The advantages of cockroach baiting are heavily weighted toward curative efforts.
Prevent cockroaches with vigilance and time-tested methods.
German cockroaches (Blattella germanica) continue to amaze us with their resilience and ability to survive. Throughout the years, there have been several changes to what we know as regular cockroach services. Thanks to the advent of baits, we can make short work of an infestation, with relatively little disruption to a client’s routine. The more cooperation we get, the faster it all goes.
Yet, as much as the German cockroach’s food-finding behavior is part of its makeup, so is adapting to its environment. It’s no surprise, then, that cockroaches are adapting to us through genetic resistance and bait aversion.
With the number of cockroach infestations increasing and becoming more severe in recent years, the natural instinct is to apply bait regularly, to be waiting for cockroaches when they arrive. When solving problems, we apply bait as close to the active harborage as we can in a targeted application. But when used as prevention, there’s no targeted application. Bait is applied to all the primary harborages — or at least to those most likely. Once applied, the bait is left to wait for a cockroach to find it.
From my experience, I’ve learned two things are certain: Gel bait is never more effective than the day it was applied, and it loses effectiveness day after day until it’s no more than debris. Eventually, it needs to be scraped off and replaced. Bait stations or arenas may stay fresher longer, but they’re larger and more limited in regard to where they can be placed. They also cost more per placement.
When it comes to long-lasting efficacy in cracks, crevices and voids, we have to remember the phrase “dust is a must.” Dusting voids always has been a fundamental aspect of cockroach control. Just as we did in the old days, dusting cracks and voids allows us to prevent cockroaches — as well as a number of other pests that might appear.
Additionally, insect monitors continue to be the eyes of the technician. They’re the first to indicate activity; and once the pests are trapped, the public won’t see them. A proper array of monitors can achieve:

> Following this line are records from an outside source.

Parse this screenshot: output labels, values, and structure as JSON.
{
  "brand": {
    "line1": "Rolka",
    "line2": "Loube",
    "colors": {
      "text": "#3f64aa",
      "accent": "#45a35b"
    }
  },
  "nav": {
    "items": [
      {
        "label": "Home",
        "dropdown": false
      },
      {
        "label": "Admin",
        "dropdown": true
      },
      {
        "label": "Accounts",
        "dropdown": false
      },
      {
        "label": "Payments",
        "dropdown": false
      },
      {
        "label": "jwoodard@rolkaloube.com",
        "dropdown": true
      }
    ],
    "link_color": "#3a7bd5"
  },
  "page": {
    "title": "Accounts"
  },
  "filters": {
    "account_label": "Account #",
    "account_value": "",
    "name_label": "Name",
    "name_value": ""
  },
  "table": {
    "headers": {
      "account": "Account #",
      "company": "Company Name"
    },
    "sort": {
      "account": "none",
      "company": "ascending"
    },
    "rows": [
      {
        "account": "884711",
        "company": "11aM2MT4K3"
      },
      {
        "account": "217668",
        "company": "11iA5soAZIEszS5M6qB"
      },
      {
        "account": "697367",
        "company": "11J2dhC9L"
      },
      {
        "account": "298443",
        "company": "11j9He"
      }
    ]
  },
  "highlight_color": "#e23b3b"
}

- Early detection when cockroaches arrive.
- Focused inspections for elimination.
- Indications of when an infestation has been eliminated.
- Documentation of ongoing cockroach-free conditions.
The best advice when using tools is to use them where they’re best suited. Apply dusts to crevices and voids, place monitors to watch for activity and use baits to eliminate cockroaches when they appear.
Contributor Mark Sheperdigian, BCE, can be reached at email@example.com.